Scientists have only observed supermassive black holes one billion years after the Big Bang, but astrophysicists have now breached this barrier.
Astronomical observations made in the past few decades have revealed that all galaxies harbor black holes, which feed on the stars, planets, and interstellar gas. They have an insatiable appetite, consuming matter over billions of years, allowing them to grow to masses that are millions or even billions of times the mass of our own Sun. This endless growth and their colossal sizes have aptly earned them the name supermassive black holes.
The masses of these gargantuan celestial bodies account for about 0.1% of the total mass of any galaxy in which they reside, prompting researchers to believe that their growth and the process of galaxy formation are closely related.
To test this hypothesis and study the interaction between black holes and their galaxies, it is necessary to observe them at different stages of their evolution, including at their earliest moments of development.
Although they are billions of years old, this is still possible thanks to the finite speed of light. When we observe radiation from a distant galaxy, we are essentially peering back in time, as it takes a considerable amount of time for that light to reach Earth. This unique feature allows us to study galaxies when they were much younger and in their formative stages.
However, with the observation of galaxies, the farther away it is from us, the harder it is to see. This means studying the formation of galaxies in the early Universe requires very powerful telescopes.
Peering further back in time
Until recently, scientists were only able to peer into the evolutionary history of supermassive black holes no later than one billion years after the Big Bang, but in a new study published in The Astrophysical Journal, an international team of astrophysicists was able to breach this barrier.
“We used the Subaru Telescope at the top of Maunakea, Hawaii, for the present study,” Yoshiki Matsuoka, a professor at Ehime University in Japan and one of the authors of the study, said in a press release. “One of the biggest advantages of Subaru is its widefield observing capability, which is particularly suited for our purpose.
“Since [supermassive black holes] do not emit light, we looked for […] ‘quasars’ — [supermassive black holes] with shining outskirts where the infalling material releases gravitational energy, [that are observed as electromagnetic waves].”
With the Subaru Telescope, the researchers say they discovered 162 quasars, 22 of which were less than 800 million years old. By combining this data with information about 13 other young quasars discovered in earlier studies, they were able to probe important properties of the gigantic black holes back in the early Universe.
“The large number of quasars we discovered has allowed us to determine the most fundamental measure called the ‘luminosity function,’ which describes the space density of quasars as a function of radiation energy,” explained Matsuoka. “We found that quasars were forming very rapidly in the early Universe, while the overall shape of the luminosity function (except for the amplitude) remained unchanged over time.”
A deeper understanding
This new insight into the quasars’ luminosity function places strong restrictions on theoretical models describing the formation of supermassive black holes. Although a complete theory of this process does not yet exist, the data obtained in the current study will help provide invaluable knowledge for its future development.

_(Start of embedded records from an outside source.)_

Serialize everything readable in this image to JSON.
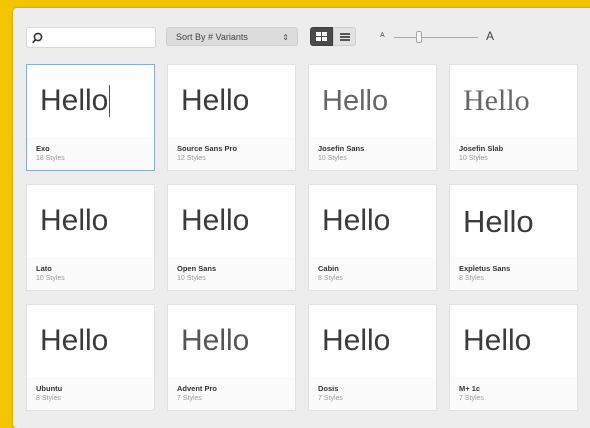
{
  "toolbar": {
    "search_placeholder": "",
    "sort_label": "Sort By # Variants",
    "size_small_label": "A",
    "size_large_label": "A",
    "size_slider_value": 0.3
  },
  "preview_text": "Hello",
  "fonts": [
    {
      "name": "Exo",
      "styles": "18 Styles",
      "selected": true
    },
    {
      "name": "Source Sans Pro",
      "styles": "12 Styles"
    },
    {
      "name": "Josefin Sans",
      "styles": "10 Styles"
    },
    {
      "name": "Josefin Slab",
      "styles": "10 Styles"
    },
    {
      "name": "Lato",
      "styles": "10 Styles"
    },
    {
      "name": "Open Sans",
      "styles": "10 Styles"
    },
    {
      "name": "Cabin",
      "styles": "8 Styles"
    },
    {
      "name": "Expletus Sans",
      "styles": "8 Styles"
    },
    {
      "name": "Ubuntu",
      "styles": "8 Styles"
    },
    {
      "name": "Advent Pro",
      "styles": "7 Styles"
    },
    {
      "name": "Dosis",
      "styles": "7 Styles"
    },
    {
      "name": "M+ 1c",
      "styles": "7 Styles"
    }
  ],
  "colors": {
    "background": "#f3c400",
    "panel": "#ededed",
    "selected_border": "#8aaed3",
    "active_toggle": "#4a4a4a"
  }
}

This study is also a step toward improving our understanding of the influence of quasar radiation on the process of reionization, a pivotal cosmic event that took place approximately 150 million to 1 billion years after the Big Bang. This period was marked by the transition from a universe dominated by neutral atoms to one dominated by ionized plasma, created by the increasing radiation from the first massive stars.

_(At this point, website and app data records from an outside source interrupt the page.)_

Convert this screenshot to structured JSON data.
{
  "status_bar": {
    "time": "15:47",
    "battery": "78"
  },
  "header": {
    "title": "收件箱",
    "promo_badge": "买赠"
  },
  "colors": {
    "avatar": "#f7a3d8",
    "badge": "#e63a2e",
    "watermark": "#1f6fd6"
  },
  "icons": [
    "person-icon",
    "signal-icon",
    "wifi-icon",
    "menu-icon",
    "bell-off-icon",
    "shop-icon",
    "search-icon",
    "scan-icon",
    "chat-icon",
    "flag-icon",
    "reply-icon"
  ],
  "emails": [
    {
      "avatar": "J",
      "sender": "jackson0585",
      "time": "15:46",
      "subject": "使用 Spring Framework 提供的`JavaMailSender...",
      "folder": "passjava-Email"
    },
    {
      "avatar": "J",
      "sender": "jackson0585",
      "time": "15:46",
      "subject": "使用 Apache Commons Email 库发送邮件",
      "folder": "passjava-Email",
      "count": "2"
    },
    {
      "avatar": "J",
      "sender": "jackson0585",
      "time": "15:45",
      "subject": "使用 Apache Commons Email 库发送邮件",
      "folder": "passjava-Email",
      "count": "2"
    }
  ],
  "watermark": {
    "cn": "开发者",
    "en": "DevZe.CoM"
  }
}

The number of ionized atoms in turn affected the cosmic microwave background, a pervasive afterglow left over from the earliest stages of the evolution of the Universe. By studying the properties of this radiation now, we can calculate the number of ions reionization rate and compare it with experimental data.
Many scientists believed that quasars were the main source of reionizing radiation, but the results of the current study showed that the number of photons emitted by quasars was way too small.
“By integrating the above luminosity function, we found that quasars emit 1028 photons per second in a unit volume of one light-year on a side in the early Universe,” Matsuoka said. “This is less than 1% of the photons needed to maintain the ionized state of the intergalactic space at that time, and thus indicates that quasars made only a minor contribution to cosmic reionization.”
“Other energy sources are critically needed, which, according to other recent observations, may be the integrated radiation from massive hot stars in forming galaxies,” he added.
The researchers believe that modern and future telescopes, including the James Webb Space Telescope, Euclid, Rubin Observatory and Roman Telescope, will provide even deeper insights into the history of the Universe. Both phenomena, the interactions of black holes with their galactic surroundings and the sources of reionizing radiation, are deeply rooted in the physics of the elementary particles and their interactions.
Thus, investigating them has the potential to advance our knowledge of the structure of the Universe at the most fundamental level.
Reference: Yoshiki Matsuoka et al., Quasar Luminosity Function at z = 7, The Astrophysical Journal Letters (2023). DOI: 10.3847/2041-8213/acd69f
Feature image: A supermassive black hole absorbs surrounding material, which forms a spiral disk-like shape as it flows in. Credit: Yoshiki Matsuoka, Ehime University